* **Task to carry out**: Please give the data again in full, exactly as provided.
====== Provided data ======
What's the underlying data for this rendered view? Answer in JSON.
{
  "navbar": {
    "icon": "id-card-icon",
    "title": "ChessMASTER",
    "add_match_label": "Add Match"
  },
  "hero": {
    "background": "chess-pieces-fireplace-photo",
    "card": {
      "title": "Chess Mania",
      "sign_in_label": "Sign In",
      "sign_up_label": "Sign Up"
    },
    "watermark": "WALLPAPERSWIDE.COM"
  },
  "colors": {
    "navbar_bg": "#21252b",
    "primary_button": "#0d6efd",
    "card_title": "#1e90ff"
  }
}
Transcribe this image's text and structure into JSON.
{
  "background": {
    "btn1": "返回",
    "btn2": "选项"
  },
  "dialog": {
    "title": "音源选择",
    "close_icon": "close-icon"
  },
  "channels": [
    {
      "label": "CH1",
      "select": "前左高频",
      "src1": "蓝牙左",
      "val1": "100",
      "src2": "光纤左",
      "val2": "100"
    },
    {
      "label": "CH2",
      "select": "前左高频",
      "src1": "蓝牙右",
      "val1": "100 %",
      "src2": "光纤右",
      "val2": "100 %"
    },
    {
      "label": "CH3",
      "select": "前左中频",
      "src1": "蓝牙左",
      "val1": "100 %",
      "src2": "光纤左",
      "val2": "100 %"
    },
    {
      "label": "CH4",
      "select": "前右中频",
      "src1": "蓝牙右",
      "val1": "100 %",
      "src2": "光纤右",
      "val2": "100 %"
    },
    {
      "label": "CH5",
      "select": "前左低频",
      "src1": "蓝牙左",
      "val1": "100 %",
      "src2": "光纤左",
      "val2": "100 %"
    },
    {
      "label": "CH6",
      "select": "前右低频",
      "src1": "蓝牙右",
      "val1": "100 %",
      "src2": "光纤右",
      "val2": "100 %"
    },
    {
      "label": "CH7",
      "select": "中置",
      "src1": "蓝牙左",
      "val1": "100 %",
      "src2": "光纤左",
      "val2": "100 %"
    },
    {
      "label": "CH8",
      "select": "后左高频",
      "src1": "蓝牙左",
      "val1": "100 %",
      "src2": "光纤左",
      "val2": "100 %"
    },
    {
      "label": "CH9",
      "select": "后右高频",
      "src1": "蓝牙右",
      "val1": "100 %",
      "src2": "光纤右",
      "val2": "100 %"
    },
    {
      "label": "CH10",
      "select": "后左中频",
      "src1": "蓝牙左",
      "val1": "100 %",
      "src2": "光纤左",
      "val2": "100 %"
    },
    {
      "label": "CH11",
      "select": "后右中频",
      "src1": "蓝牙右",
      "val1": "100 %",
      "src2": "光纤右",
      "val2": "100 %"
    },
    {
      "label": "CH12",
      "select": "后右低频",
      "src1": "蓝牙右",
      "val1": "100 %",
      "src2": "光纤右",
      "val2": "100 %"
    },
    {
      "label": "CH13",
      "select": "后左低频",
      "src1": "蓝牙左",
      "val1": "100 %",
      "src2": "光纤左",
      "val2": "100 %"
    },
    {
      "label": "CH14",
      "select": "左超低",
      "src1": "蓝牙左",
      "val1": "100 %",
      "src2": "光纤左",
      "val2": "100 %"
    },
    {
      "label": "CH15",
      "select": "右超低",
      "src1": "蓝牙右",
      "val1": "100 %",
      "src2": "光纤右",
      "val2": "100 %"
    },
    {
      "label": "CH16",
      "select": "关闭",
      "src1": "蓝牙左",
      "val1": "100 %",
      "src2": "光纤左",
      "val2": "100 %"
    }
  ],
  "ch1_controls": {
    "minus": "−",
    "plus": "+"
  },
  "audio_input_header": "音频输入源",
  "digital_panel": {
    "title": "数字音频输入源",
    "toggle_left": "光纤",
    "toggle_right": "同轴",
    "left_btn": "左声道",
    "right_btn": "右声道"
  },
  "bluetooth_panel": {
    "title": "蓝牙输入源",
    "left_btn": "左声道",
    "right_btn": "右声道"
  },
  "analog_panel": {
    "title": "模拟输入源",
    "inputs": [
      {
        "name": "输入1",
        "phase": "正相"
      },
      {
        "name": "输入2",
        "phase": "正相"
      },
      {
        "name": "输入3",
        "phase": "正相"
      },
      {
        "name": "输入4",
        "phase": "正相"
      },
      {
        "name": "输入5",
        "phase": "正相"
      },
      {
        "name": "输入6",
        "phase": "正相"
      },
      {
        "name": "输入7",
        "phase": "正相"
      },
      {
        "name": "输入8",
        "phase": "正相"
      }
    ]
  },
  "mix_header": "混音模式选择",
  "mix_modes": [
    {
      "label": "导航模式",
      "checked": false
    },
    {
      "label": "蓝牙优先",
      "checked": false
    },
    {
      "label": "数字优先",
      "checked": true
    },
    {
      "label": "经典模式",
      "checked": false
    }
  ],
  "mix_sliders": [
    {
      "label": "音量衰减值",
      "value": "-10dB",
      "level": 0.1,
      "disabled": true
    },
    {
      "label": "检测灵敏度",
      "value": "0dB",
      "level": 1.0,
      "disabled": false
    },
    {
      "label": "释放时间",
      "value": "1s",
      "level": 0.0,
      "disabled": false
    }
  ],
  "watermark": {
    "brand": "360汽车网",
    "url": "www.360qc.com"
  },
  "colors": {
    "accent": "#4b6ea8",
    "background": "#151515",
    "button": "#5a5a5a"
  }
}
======
* **Solution for this problem**:
What's the underlying data for this rendered view? Answer in JSON.
{
  "navbar": {
    "icon": "id-card-icon",
    "title": "ChessMASTER",
    "add_match_label": "Add Match"
  },
  "hero": {
    "background": "chess-pieces-fireplace-photo",
    "card": {
      "title": "Chess Mania",
      "sign_in_label": "Sign In",
      "sign_up_label": "Sign Up"
    },
    "watermark": "WALLPAPERSWIDE.COM"
  },
  "colors": {
    "navbar_bg": "#21252b",
    "primary_button": "#0d6efd",
    "card_title": "#1e90ff"
  }
}
Transcribe this image's text and structure into JSON.
{
  "background": {
    "btn1": "返回",
    "btn2": "选项"
  },
  "dialog": {
    "title": "音源选择",
    "close_icon": "close-icon"
  },
  "channels": [
    {
      "label": "CH1",
      "select": "前左高频",
      "src1": "蓝牙左",
      "val1": "100",
      "src2": "光纤左",
      "val2": "100"
    },
    {
      "label": "CH2",
      "select": "前左高频",
      "src1": "蓝牙右",
      "val1": "100 %",
      "src2": "光纤右",
      "val2": "100 %"
    },
    {
      "label": "CH3",
      "select": "前左中频",
      "src1": "蓝牙左",
      "val1": "100 %",
      "src2": "光纤左",
      "val2": "100 %"
    },
    {
      "label": "CH4",
      "select": "前右中频",
      "src1": "蓝牙右",
      "val1": "100 %",
      "src2": "光纤右",
      "val2": "100 %"
    },
    {
      "label": "CH5",
      "select": "前左低频",
      "src1": "蓝牙左",
      "val1": "100 %",
      "src2": "光纤左",
      "val2": "100 %"
    },
    {
      "label": "CH6",
      "select": "前右低频",
      "src1": "蓝牙右",
      "val1": "100 %",
      "src2": "光纤右",
      "val2": "100 %"
    },
    {
      "label": "CH7",
      "select": "中置",
      "src1": "蓝牙左",
      "val1": "100 %",
      "src2": "光纤左",
      "val2": "100 %"
    },
    {
      "label": "CH8",
      "select": "后左高频",
      "src1": "蓝牙左",
      "val1": "100 %",
      "src2": "光纤左",
      "val2": "100 %"
    },
    {
      "label": "CH9",
      "select": "后右高频",
      "src1": "蓝牙右",
      "val1": "100 %",
      "src2": "光纤右",
      "val2": "100 %"
    },
    {
      "label": "CH10",
      "select": "后左中频",
      "src1": "蓝牙左",
      "val1": "100 %",
      "src2": "光纤左",
      "val2": "100 %"
    },
    {
      "label": "CH11",
      "select": "后右中频",
      "src1": "蓝牙右",
      "val1": "100 %",
      "src2": "光纤右",
      "val2": "100 %"
    },
    {
      "label": "CH12",
      "select": "后右低频",
      "src1": "蓝牙右",
      "val1": "100 %",
      "src2": "光纤右",
      "val2": "100 %"
    },
    {
      "label": "CH13",
      "select": "后左低频",
      "src1": "蓝牙左",
      "val1": "100 %",
      "src2": "光纤左",
      "val2": "100 %"
    },
    {
      "label": "CH14",
      "select": "左超低",
      "src1": "蓝牙左",
      "val1": "100 %",
      "src2": "光纤左",
      "val2": "100 %"
    },
    {
      "label": "CH15",
      "select": "右超低",
      "src1": "蓝牙右",
      "val1": "100 %",
      "src2": "光纤右",
      "val2": "100 %"
    },
    {
      "label": "CH16",
      "select": "关闭",
      "src1": "蓝牙左",
      "val1": "100 %",
      "src2": "光纤左",
      "val2": "100 %"
    }
  ],
  "ch1_controls": {
    "minus": "−",
    "plus": "+"
  },
  "audio_input_header": "音频输入源",
  "digital_panel": {
    "title": "数字音频输入源",
    "toggle_left": "光纤",
    "toggle_right": "同轴",
    "left_btn": "左声道",
    "right_btn": "右声道"
  },
  "bluetooth_panel": {
    "title": "蓝牙输入源",
    "left_btn": "左声道",
    "right_btn": "右声道"
  },
  "analog_panel": {
    "title": "模拟输入源",
    "inputs": [
      {
        "name": "输入1",
        "phase": "正相"
      },
      {
        "name": "输入2",
        "phase": "正相"
      },
      {
        "name": "输入3",
        "phase": "正相"
      },
      {
        "name": "输入4",
        "phase": "正相"
      },
      {
        "name": "输入5",
        "phase": "正相"
      },
      {
        "name": "输入6",
        "phase": "正相"
      },
      {
        "name": "输入7",
        "phase": "正相"
      },
      {
        "name": "输入8",
        "phase": "正相"
      }
    ]
  },
  "mix_header": "混音模式选择",
  "mix_modes": [
    {
      "label": "导航模式",
      "checked": false
    },
    {
      "label": "蓝牙优先",
      "checked": false
    },
    {
      "label": "数字优先",
      "checked": true
    },
    {
      "label": "经典模式",
      "checked": false
    }
  ],
  "mix_sliders": [
    {
      "label": "音量衰减值",
      "value": "-10dB",
      "level": 0.1,
      "disabled": true
    },
    {
      "label": "检测灵敏度",
      "value": "0dB",
      "level": 1.0,
      "disabled": false
    },
    {
      "label": "释放时间",
      "value": "1s",
      "level": 0.0,
      "disabled": false
    }
  ],
  "watermark": {
    "brand": "360汽车网",
    "url": "www.360qc.com"
  },
  "colors": {
    "accent": "#4b6ea8",
    "background": "#151515",
    "button": "#5a5a5a"
  }
}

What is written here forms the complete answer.